Start of Supplied data

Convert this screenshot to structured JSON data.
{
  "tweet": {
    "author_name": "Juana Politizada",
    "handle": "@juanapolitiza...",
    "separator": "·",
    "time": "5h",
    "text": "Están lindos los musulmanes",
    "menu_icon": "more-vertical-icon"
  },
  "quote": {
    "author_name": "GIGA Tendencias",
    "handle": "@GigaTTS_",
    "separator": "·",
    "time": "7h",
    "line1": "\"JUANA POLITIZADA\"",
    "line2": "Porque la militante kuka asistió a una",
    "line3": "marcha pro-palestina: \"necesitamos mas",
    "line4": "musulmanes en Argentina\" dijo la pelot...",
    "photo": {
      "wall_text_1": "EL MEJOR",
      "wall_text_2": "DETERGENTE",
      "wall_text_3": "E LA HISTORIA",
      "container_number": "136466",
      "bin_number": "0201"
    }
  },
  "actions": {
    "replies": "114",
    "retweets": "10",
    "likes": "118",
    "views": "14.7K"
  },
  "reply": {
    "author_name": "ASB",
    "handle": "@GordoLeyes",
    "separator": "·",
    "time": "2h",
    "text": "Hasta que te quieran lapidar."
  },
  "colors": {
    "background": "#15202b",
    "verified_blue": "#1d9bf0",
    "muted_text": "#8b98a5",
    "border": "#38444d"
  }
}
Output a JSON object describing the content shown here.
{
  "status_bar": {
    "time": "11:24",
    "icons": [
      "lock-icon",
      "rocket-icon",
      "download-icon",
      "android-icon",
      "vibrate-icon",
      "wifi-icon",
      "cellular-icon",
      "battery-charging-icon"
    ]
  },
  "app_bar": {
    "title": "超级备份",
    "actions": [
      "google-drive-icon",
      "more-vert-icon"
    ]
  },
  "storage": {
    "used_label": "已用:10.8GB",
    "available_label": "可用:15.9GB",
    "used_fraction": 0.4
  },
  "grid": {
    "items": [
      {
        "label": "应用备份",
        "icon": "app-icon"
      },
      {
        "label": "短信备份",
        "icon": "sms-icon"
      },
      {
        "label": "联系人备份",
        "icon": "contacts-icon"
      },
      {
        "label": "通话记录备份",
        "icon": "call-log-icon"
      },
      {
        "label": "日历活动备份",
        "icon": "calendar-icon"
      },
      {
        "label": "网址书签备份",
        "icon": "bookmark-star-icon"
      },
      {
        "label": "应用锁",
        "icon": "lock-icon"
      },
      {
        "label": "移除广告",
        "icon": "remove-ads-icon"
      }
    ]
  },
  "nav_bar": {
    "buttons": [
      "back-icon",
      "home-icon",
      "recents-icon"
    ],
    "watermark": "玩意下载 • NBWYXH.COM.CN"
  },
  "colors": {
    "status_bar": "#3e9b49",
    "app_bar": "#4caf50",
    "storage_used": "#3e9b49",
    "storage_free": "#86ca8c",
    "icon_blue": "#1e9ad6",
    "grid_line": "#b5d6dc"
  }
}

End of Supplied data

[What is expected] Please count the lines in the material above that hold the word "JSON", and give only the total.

[Written answer] 2